Conway has no criminal record in Manitoba and is presumed innocent.
Plainclothes detectives remained in the community and in the area of Nielsen's home Monday.
Its windows and rear door had been covered with plywood. Neighbours said officers were seen combing the street looking for physical evidence shortly after the discovery of Nielsen's body.
The first-degree murder charge suggests police believe the killing was planned and premeditated.
The charge, however, can also be laid in cases in which a victim was being illegally confined when he or she died.
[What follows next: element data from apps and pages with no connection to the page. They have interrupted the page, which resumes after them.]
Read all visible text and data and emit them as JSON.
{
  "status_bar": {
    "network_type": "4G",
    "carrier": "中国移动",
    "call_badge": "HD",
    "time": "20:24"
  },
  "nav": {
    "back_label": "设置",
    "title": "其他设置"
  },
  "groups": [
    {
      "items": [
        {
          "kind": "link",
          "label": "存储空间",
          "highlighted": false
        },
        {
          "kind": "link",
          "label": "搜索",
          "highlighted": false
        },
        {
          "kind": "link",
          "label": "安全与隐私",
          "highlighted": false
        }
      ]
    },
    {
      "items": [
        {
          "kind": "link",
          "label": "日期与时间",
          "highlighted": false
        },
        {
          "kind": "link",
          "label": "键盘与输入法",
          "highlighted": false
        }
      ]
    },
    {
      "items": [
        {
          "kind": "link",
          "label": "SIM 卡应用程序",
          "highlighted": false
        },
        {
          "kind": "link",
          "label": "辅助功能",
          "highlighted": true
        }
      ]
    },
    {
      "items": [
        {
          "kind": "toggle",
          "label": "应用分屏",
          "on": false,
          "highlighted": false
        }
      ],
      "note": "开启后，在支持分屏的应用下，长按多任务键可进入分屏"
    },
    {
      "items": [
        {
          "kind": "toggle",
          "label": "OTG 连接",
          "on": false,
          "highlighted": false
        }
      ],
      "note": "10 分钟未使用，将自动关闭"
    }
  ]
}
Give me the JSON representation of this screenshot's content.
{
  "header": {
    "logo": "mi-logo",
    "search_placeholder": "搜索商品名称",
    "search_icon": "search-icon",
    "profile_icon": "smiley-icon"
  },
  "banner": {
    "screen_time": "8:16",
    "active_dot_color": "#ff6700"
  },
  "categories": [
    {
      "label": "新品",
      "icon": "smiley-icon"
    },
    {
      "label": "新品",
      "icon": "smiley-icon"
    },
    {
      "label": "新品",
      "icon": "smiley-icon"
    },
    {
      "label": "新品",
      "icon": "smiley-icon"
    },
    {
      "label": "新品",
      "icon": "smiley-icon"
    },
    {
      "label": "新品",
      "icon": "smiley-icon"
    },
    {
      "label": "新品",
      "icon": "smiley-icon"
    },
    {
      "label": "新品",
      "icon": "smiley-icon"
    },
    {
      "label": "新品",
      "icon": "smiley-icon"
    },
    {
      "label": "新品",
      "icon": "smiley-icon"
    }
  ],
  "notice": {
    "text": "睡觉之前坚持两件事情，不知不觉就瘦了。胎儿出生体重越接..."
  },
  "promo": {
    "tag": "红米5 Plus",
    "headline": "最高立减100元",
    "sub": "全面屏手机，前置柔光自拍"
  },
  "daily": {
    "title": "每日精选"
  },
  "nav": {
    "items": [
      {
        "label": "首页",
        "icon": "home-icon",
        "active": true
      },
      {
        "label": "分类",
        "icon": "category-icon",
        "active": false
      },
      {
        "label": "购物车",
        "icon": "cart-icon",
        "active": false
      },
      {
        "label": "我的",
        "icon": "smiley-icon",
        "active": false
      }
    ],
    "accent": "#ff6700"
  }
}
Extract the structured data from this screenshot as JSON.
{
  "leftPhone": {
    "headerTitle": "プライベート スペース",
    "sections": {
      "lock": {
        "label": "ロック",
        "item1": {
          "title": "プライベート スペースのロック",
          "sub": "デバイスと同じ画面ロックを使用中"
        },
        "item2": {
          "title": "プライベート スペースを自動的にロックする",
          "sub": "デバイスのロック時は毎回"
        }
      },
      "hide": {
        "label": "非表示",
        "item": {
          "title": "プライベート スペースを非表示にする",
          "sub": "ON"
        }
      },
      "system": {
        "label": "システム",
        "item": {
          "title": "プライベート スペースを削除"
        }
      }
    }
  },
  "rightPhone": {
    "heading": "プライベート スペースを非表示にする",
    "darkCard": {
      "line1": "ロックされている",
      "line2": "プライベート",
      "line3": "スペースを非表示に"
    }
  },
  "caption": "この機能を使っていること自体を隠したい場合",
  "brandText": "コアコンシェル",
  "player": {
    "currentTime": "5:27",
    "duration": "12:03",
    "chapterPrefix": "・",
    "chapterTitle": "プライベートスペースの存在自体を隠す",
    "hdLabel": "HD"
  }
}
Nielsen's obituary describes him as a hard-working man of faith who, despite his advanced age, remained in good health.
Born in Denmark in 1917, he came to Canada in his 30s. He initially settled in Ontario and cut wood for a living.
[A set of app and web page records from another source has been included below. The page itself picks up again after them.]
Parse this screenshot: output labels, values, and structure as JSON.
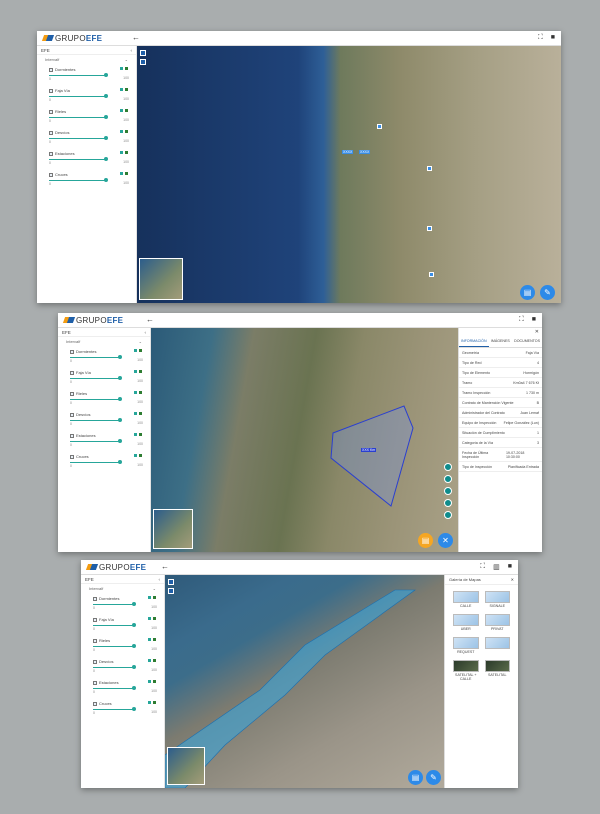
{
  "brand": {
    "text_a": "GRUPO",
    "text_b": "EFE"
  },
  "sidebar": {
    "title": "EFE",
    "group": "Intervalf",
    "layers": [
      {
        "label": "Dormientes",
        "icon": "sleepers-icon",
        "min": "0",
        "value": "100"
      },
      {
        "label": "Faja Vía",
        "icon": "track-strip-icon",
        "min": "0",
        "value": "100"
      },
      {
        "label": "Rieles",
        "icon": "rails-icon",
        "min": "0",
        "value": "100"
      },
      {
        "label": "Desvíos",
        "icon": "switch-icon",
        "min": "0",
        "value": "100"
      },
      {
        "label": "Estaciones",
        "icon": "station-icon",
        "min": "0",
        "value": "100"
      },
      {
        "label": "Cruces",
        "icon": "crossing-icon",
        "min": "0",
        "value": "100"
      }
    ]
  },
  "screens": [
    {
      "id": "s1",
      "labels": [
        "XXXX",
        "XXXX"
      ]
    },
    {
      "id": "s2",
      "label": "XXX Km",
      "info": {
        "tabs": [
          "INFORMACIÓN",
          "IMÁGENES",
          "DOCUMENTOS"
        ],
        "rows": [
          [
            "Geometría",
            "Faja Vía"
          ],
          [
            "Tipo de Red",
            "4"
          ],
          [
            "Tipo de Elemento",
            "Hormigón"
          ],
          [
            "Tramo",
            "Km0a4 7 676 Kt"
          ],
          [
            "Tramo Inspección",
            "1 730 m"
          ],
          [
            "Contrato de Mantención Vigente",
            "B"
          ],
          [
            "Administrador del Contrato",
            "Juan Lemaf"
          ],
          [
            "Equipo de Inspección",
            "Felipe González (Lun)"
          ],
          [
            "Situación de Cumplimiento",
            "1"
          ],
          [
            "Categoría de la Vía",
            "3"
          ],
          [
            "Fecha de Última Inspección",
            "19-07-2018 10:30:00"
          ],
          [
            "Tipo de Inspección",
            "Planificada Entrada"
          ]
        ]
      }
    },
    {
      "id": "s3",
      "gallery": {
        "title": "Galería de Mapas",
        "items": [
          "CALLE",
          "SIGNALE",
          "UBER",
          "PRIVAT",
          "REQUEST",
          "",
          "SATELITAL +\nCALLE",
          "SATELITAL"
        ]
      }
    }
  ],
  "colors": {
    "accent": "#1f5fa8",
    "teal": "#26a69a",
    "fab_orange": "#f5a623",
    "fab_blue": "#2d8ae8"
  }
}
Nielsen was baptized a Jehovah's Witness in 1965 and always remained a "faithful servant" to his religion.
He'd had lived in other Manitoba communities and formed a deep bond with a family in Carberry.
"Arne was a quiet, mild-natured man who loved the simple things in life," the obituary said.
"His little garden, which he tended meticulously; to bask in the hot summer sun; a good Louis L'Amour western; and just learning about history and wildlife in the old National Geographic magazines that he read and reread over and over... He will truly be missed by all his good friends who loved him so much."
Messages left by the Free Press for a Carberry friend of Nielsen's and the Jehovah's Witnesses in Portage were not returned.
As might be expected in a small town -- and in the absence of much official information from RCMP -- the rumour mill has been running overtime.
"It's a small town, so there's lots of stories," said one woman.
Speculation included a theory that Nielsen kept money inside his house and was killed during a robbery. Another suggested RCMP arrested someone else initially, released him, and then arrested Conway.
RCMP asked the public for help. Anyone with information is asked to call Portage la Prairie RCMP at 204-857-4445 or Crime Stoppers at 1-800-222-8477.
The last homicide in MacGregor was in August 1995 when Aaron Molodowic shot his 72-year-old grandfather to death. A jury found Molodowic guilty of second-degree murder, but the verdict was overturned by the Supreme Court of Canada.
The top court declared him not criminally responsible by reason of mental disorder. Molodowic suffered from paranoid schizophrenia.